  10. I have been acquainted with Hudson for forty years and seen it through its ups and downs and its many reincarnations. As someone looking to buy a second home in Hudson with the intent of moving there permanently in the future, I have read -- and commented on -- the doings of Galvan over the past couple of years especially concerning their forays into providing housing for the homeless. I have become concerned with the furious pace of acquisitions of Eric Galloway and Henry Van A, and the real and perceived ethical lapses of their staff and consultants. Their grant making venture came at a time of poor public relations for them and was aimed, in my opinion, to put a sheen on their image. They do make many small grants to worthy nonprofits but many are for "general support" which generally cannot be measured for outcomes. As a former Program Officer at two large national foundations I have to wonder if Galvan is an ATM or an organization truly invested in change. Had Galloway and Van A made their grants through an independent body such as the United Way I would have been more comfortable with their gift giving. Hudson is a very small town and Galloway/Van A and their minions are sucking up the little air space that exists there. I keep a constantly updated list of their properties with the intent of avoiding a purchase anywhere near them.

  11. Let me add to my comment. Many small family foundations operate the same way as Galvan -- small or no staff, a consultant or two, small grants, etc. But those small foundations do not acquire numerous properties in their grant making territory nor do they come up for repeated issues around integrity or ethical considerations as does Galvan.
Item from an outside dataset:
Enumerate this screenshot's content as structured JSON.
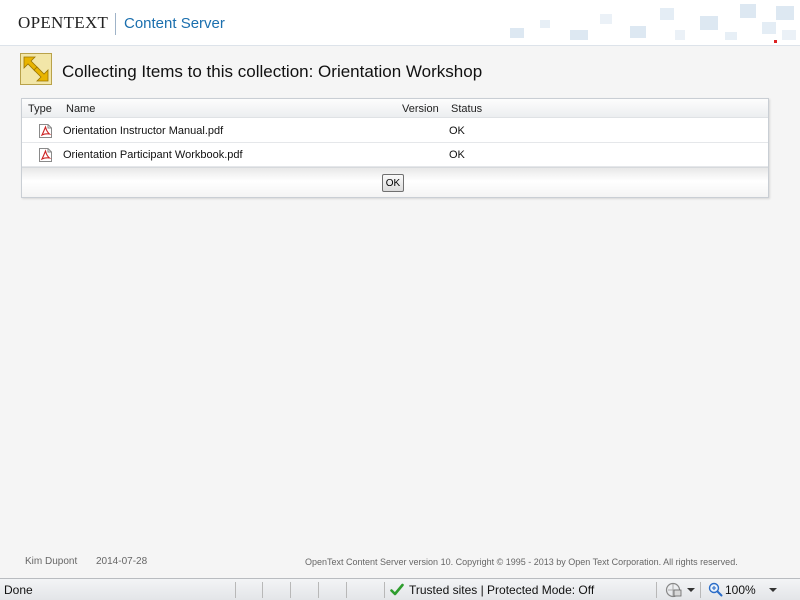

The Galvan trio: extraordinary property acquisition; real and perceived ethical issues; a foundation sprinkling money around to keep people happy rather than seek innovation and change -- is unusual and it needs to be watched.